--- RECORDS SHOWN Enclosed Below ---

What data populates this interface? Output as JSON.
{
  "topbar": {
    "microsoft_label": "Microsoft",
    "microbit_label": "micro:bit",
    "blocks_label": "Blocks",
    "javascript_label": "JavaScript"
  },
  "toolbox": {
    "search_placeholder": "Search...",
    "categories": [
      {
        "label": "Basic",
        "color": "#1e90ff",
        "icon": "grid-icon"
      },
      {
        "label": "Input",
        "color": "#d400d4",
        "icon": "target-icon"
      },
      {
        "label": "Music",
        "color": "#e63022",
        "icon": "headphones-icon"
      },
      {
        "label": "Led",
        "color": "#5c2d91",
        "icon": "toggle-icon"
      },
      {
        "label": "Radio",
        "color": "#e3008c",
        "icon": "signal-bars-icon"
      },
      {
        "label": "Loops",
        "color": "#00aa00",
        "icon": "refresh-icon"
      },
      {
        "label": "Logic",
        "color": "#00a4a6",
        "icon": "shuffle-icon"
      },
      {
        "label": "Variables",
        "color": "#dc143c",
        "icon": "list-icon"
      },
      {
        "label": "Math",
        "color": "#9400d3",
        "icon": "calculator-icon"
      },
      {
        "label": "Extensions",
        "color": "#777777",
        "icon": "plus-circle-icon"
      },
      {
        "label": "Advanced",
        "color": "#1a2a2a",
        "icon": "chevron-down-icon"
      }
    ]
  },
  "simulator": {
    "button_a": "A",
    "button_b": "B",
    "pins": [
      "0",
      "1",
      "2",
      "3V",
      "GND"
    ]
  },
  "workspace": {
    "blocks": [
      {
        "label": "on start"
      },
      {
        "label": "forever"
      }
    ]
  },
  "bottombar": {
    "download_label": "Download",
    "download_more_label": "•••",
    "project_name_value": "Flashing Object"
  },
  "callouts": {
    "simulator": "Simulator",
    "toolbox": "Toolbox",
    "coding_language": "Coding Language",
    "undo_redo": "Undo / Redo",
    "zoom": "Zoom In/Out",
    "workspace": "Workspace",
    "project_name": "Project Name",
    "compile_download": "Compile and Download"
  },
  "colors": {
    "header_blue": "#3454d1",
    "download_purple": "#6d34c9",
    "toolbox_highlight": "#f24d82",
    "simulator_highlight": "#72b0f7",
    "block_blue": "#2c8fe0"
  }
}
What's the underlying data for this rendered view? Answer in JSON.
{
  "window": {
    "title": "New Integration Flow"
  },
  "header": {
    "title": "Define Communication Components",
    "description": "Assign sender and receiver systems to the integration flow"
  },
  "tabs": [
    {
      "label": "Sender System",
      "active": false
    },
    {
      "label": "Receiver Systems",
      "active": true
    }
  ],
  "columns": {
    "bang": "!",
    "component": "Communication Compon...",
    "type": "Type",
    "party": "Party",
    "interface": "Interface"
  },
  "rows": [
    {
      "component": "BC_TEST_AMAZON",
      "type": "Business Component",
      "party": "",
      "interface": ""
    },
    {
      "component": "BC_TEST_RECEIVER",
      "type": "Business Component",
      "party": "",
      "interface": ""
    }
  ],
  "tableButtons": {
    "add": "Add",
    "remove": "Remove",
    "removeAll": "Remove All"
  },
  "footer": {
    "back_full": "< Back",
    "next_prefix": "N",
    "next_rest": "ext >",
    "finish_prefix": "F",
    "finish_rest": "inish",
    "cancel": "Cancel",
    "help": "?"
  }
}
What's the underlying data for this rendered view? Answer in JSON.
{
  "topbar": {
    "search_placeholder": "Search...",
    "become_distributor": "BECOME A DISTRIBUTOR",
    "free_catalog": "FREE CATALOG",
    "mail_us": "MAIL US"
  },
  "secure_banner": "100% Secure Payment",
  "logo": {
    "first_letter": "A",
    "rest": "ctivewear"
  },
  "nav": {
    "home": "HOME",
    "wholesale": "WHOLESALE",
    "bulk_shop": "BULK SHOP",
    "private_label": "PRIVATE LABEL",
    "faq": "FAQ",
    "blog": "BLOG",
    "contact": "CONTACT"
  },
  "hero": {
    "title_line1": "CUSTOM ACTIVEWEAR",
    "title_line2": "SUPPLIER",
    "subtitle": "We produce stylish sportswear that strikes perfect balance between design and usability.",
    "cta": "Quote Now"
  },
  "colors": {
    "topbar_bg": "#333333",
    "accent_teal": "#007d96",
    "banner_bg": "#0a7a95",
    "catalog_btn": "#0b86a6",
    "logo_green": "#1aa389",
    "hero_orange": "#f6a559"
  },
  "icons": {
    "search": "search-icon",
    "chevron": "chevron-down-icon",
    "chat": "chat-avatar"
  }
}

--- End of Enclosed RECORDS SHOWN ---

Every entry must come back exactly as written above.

**ANSWER SECTION:**
What data populates this interface? Output as JSON.
{
  "topbar": {
    "microsoft_label": "Microsoft",
    "microbit_label": "micro:bit",
    "blocks_label": "Blocks",
    "javascript_label": "JavaScript"
  },
  "toolbox": {
    "search_placeholder": "Search...",
    "categories": [
      {
        "label": "Basic",
        "color": "#1e90ff",
        "icon": "grid-icon"
      },
      {
        "label": "Input",
        "color": "#d400d4",
        "icon": "target-icon"
      },
      {
        "label": "Music",
        "color": "#e63022",
        "icon": "headphones-icon"
      },
      {
        "label": "Led",
        "color": "#5c2d91",
        "icon": "toggle-icon"
      },
      {
        "label": "Radio",
        "color": "#e3008c",
        "icon": "signal-bars-icon"
      },
      {
        "label": "Loops",
        "color": "#00aa00",
        "icon": "refresh-icon"
      },
      {
        "label": "Logic",
        "color": "#00a4a6",
        "icon": "shuffle-icon"
      },
      {
        "label": "Variables",
        "color": "#dc143c",
        "icon": "list-icon"
      },
      {
        "label": "Math",
        "color": "#9400d3",
        "icon": "calculator-icon"
      },
      {
        "label": "Extensions",
        "color": "#777777",
        "icon": "plus-circle-icon"
      },
      {
        "label": "Advanced",
        "color": "#1a2a2a",
        "icon": "chevron-down-icon"
      }
    ]
  },
  "simulator": {
    "button_a": "A",
    "button_b": "B",
    "pins": [
      "0",
      "1",
      "2",
      "3V",
      "GND"
    ]
  },
  "workspace": {
    "blocks": [
      {
        "label": "on start"
      },
      {
        "label": "forever"
      }
    ]
  },
  "bottombar": {
    "download_label": "Download",
    "download_more_label": "•••",
    "project_name_value": "Flashing Object"
  },
  "callouts": {
    "simulator": "Simulator",
    "toolbox": "Toolbox",
    "coding_language": "Coding Language",
    "undo_redo": "Undo / Redo",
    "zoom": "Zoom In/Out",
    "workspace": "Workspace",
    "project_name": "Project Name",
    "compile_download": "Compile and Download"
  },
  "colors": {
    "header_blue": "#3454d1",
    "download_purple": "#6d34c9",
    "toolbox_highlight": "#f24d82",
    "simulator_highlight": "#72b0f7",
    "block_blue": "#2c8fe0"
  }
}
What's the underlying data for this rendered view? Answer in JSON.
{
  "window": {
    "title": "New Integration Flow"
  },
  "header": {
    "title": "Define Communication Components",
    "description": "Assign sender and receiver systems to the integration flow"
  },
  "tabs": [
    {
      "label": "Sender System",
      "active": false
    },
    {
      "label": "Receiver Systems",
      "active": true
    }
  ],
  "columns": {
    "bang": "!",
    "component": "Communication Compon...",
    "type": "Type",
    "party": "Party",
    "interface": "Interface"
  },
  "rows": [
    {
      "component": "BC_TEST_AMAZON",
      "type": "Business Component",
      "party": "",
      "interface": ""
    },
    {
      "component": "BC_TEST_RECEIVER",
      "type": "Business Component",
      "party": "",
      "interface": ""
    }
  ],
  "tableButtons": {
    "add": "Add",
    "remove": "Remove",
    "removeAll": "Remove All"
  },
  "footer": {
    "back_full": "< Back",
    "next_prefix": "N",
    "next_rest": "ext >",
    "finish_prefix": "F",
    "finish_rest": "inish",
    "cancel": "Cancel",
    "help": "?"
  }
}
What's the underlying data for this rendered view? Answer in JSON.
{
  "topbar": {
    "search_placeholder": "Search...",
    "become_distributor": "BECOME A DISTRIBUTOR",
    "free_catalog": "FREE CATALOG",
    "mail_us": "MAIL US"
  },
  "secure_banner": "100% Secure Payment",
  "logo": {
    "first_letter": "A",
    "rest": "ctivewear"
  },
  "nav": {
    "home": "HOME",
    "wholesale": "WHOLESALE",
    "bulk_shop": "BULK SHOP",
    "private_label": "PRIVATE LABEL",
    "faq": "FAQ",
    "blog": "BLOG",
    "contact": "CONTACT"
  },
  "hero": {
    "title_line1": "CUSTOM ACTIVEWEAR",
    "title_line2": "SUPPLIER",
    "subtitle": "We produce stylish sportswear that strikes perfect balance between design and usability.",
    "cta": "Quote Now"
  },
  "colors": {
    "topbar_bg": "#333333",
    "accent_teal": "#007d96",
    "banner_bg": "#0a7a95",
    "catalog_btn": "#0b86a6",
    "logo_green": "#1aa389",
    "hero_orange": "#f6a559"
  },
  "icons": {
    "search": "search-icon",
    "chevron": "chevron-down-icon",
    "chat": "chat-avatar"
  }
}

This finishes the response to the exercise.